From the Washington Post, SEC sends Goldman case to prosecutors:
The Securities and Exchange Commission has referred its investigation of Goldman Sachs to the Justice Department for possible criminal prosecution, less than two weeks after filing a civil securities fraud case against the firm, according to a source familiar with the matter.
Any probe by the Justice Department would be in a preliminary stage. No Goldman Sachs employees involved in the mortgage-related transactions that are the focus of the SEC case have been interviewed by Justice Department prosecutors or the FBI agents who often conduct probes on behalf of prosecutors, according to a source familiar with the matter. . . .
The Wall Street Journal and Bloomberg News reported Thursday night that the U.S. Attorney’s Office in Manhattan had followed up on the request and opened a criminal probe. The office declined to comment.
. . .
Goldman has steadfastly rejected charges that it committed securities fraud. Tourre has also denied the charges. Goldman says ACA and IKB were sophisticated investors and disclosure of Paulson’s role was not legally required.
Proving a criminal case could be challenging given that prosecutors must show “beyond a reasonable doubt” that Goldman and its employees committed fraud, compared to the threshold for a civil case, which only requires a “preponderance of evidence.”
Under civil law, the SEC doesn’t have to prove Goldman set out to defraud investors — only that it did. But criminal law would require that prosecutors show that Goldman maliciously planned to mislead its investors.
None of the reports provides any details on whether the investigations will focus on the specific allegations raised by the SEC or may include a broader inquiry into other concerns raised by the Senate Oversight Subcommittee (Levin) hearing Tuesday which questioned several Goldman executives, including its Chairman/CEO and Chief Financial Officer. Moreover, there’s no indication yet that a broader investigation was already underway. From Bloomberg:
The Federal Bureau of Investigation hasn’t opened a criminal investigation, said a U.S. official who spoke on condition of anonymity and wasn’t authorized to comment publicly on the matter. The Postal Inspection Service, which also could investigate such cases, doesn’t have any open probes into Goldman, said Tom Boyle, a spokesman for the agency in New York.
Two former prosecutors for the U.S. attorney’s office in New York, who spoke on condition of anonymity, said prosecutors have their own investigators who may be examining the case before determining whether to involve the FBI or postal inspectors. The SEC may have provided documents and other information to prosecutors gathered as part of its investigation, allowing them to assess whether a criminal case could be made, they said.

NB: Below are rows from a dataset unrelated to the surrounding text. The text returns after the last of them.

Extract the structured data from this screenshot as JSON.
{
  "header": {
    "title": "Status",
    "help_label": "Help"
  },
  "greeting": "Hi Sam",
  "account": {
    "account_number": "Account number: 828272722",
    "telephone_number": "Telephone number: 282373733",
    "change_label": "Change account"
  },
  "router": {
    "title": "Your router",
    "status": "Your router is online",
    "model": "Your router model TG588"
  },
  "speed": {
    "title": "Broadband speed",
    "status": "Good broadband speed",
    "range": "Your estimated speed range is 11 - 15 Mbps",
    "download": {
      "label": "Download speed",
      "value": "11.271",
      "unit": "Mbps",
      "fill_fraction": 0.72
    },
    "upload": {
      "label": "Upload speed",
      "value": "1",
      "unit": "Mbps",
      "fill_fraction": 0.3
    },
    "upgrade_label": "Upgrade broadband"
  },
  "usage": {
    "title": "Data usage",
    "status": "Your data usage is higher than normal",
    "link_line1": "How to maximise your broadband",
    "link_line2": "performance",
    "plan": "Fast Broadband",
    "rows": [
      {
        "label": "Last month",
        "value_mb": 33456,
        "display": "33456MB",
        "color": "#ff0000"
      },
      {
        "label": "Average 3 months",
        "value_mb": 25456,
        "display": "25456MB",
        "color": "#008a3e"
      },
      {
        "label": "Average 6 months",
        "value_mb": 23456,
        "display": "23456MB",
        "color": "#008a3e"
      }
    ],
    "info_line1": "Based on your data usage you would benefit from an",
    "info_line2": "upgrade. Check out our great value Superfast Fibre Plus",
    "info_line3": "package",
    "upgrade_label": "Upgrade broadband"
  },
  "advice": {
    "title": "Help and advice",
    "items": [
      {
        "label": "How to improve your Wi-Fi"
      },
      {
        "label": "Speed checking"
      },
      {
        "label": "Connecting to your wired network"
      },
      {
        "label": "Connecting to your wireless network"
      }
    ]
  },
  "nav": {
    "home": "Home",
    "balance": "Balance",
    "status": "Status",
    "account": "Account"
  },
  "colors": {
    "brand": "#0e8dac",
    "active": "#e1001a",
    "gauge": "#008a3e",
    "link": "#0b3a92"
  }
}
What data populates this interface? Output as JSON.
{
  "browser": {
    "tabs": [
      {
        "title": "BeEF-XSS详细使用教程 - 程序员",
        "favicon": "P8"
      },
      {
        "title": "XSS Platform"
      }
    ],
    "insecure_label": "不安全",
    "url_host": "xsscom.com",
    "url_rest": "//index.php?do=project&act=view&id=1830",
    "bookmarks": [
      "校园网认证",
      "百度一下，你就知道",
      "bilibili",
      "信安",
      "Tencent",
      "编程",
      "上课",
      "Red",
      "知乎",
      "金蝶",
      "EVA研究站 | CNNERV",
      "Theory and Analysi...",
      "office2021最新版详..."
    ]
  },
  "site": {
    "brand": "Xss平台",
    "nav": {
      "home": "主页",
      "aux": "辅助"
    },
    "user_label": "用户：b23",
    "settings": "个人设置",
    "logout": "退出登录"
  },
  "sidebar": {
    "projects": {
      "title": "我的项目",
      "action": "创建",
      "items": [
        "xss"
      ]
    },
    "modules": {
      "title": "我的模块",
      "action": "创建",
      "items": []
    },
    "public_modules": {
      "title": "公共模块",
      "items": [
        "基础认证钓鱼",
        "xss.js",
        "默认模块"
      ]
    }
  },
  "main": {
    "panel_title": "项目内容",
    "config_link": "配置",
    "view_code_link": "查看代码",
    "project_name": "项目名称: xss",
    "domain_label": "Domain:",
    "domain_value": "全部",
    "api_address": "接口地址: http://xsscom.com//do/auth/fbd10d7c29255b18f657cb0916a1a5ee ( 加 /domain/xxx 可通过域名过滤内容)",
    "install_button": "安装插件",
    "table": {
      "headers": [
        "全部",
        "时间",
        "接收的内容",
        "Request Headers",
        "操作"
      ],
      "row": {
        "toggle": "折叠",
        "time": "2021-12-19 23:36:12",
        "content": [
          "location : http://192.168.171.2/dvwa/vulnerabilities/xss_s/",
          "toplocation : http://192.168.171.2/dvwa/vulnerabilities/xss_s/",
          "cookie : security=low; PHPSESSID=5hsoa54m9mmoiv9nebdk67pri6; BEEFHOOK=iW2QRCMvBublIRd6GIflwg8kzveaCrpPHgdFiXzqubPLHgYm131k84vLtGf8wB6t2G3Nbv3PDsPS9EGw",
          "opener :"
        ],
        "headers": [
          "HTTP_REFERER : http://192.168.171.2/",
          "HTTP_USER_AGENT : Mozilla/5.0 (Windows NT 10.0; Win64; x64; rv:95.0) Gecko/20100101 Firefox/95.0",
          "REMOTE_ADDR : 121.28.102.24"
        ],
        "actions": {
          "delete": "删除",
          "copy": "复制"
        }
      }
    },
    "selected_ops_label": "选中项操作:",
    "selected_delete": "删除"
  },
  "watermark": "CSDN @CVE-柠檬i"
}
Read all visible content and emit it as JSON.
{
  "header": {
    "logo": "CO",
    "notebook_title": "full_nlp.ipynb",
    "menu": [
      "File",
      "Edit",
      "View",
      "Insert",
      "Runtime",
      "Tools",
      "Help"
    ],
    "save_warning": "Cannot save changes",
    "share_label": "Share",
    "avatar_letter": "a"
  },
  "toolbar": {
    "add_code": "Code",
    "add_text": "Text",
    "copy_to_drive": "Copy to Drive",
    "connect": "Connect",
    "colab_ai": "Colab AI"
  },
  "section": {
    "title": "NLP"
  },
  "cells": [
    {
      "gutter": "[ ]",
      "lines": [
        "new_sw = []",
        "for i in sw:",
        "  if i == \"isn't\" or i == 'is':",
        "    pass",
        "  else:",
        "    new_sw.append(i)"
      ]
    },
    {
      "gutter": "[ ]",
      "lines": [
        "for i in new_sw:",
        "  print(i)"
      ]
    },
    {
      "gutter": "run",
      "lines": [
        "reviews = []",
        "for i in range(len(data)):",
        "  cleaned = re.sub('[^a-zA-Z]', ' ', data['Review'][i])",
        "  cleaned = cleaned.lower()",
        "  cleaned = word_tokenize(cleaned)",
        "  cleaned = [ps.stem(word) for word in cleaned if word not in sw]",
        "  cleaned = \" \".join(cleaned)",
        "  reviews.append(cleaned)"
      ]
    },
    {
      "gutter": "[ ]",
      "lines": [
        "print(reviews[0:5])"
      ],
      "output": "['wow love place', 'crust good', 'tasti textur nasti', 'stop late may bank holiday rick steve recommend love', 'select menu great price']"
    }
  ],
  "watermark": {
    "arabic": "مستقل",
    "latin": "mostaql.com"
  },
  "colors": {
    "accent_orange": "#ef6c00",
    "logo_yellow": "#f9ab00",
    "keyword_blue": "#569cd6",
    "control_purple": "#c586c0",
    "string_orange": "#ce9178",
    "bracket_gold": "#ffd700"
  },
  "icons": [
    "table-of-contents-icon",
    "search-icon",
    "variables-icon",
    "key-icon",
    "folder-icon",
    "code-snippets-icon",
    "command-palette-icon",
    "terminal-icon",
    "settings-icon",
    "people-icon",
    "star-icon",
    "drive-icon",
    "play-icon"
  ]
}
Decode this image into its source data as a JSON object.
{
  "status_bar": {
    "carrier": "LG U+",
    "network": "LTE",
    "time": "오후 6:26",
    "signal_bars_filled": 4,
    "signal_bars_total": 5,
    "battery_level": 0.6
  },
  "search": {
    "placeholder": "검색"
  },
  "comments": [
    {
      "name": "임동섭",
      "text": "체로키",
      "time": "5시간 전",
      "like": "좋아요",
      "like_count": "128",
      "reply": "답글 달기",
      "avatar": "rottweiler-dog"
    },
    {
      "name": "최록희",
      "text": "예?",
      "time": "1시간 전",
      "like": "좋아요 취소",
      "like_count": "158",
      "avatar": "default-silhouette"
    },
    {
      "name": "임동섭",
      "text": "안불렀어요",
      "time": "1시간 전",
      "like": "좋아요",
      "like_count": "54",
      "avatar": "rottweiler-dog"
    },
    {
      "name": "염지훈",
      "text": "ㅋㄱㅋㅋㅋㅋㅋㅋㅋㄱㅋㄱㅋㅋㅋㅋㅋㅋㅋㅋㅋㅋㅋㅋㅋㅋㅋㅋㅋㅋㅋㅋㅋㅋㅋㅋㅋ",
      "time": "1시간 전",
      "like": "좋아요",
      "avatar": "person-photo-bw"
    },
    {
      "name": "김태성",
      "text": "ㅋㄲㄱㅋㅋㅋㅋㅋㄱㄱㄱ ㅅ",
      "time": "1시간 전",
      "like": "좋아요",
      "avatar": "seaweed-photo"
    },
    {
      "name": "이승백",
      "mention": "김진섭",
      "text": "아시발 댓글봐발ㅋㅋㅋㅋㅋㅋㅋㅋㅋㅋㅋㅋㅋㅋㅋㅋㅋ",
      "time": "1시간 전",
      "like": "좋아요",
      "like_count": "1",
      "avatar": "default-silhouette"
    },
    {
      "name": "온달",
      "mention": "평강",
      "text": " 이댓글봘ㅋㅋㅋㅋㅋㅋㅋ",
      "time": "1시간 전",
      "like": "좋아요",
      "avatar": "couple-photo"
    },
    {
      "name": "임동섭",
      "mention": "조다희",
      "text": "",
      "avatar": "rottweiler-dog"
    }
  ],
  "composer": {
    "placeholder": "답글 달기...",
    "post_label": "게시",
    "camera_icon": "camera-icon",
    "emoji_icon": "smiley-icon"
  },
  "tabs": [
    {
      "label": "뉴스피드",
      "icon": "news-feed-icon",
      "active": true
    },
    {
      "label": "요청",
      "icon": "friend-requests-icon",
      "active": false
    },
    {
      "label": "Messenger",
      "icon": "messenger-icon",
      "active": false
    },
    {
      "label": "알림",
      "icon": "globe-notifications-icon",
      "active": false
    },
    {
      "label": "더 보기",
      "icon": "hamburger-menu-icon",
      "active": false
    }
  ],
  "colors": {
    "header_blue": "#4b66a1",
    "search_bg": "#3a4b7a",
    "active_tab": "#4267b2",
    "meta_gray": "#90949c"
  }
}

Yves Smith has a take on the general “predatory” nature of Goldman’s (and other’s) dealings.
Bloomberg, Goldman scrutinized by prosecutors reviewing SEC case
Wall Street Journal, Criminal Probe Looks into Goldman Trading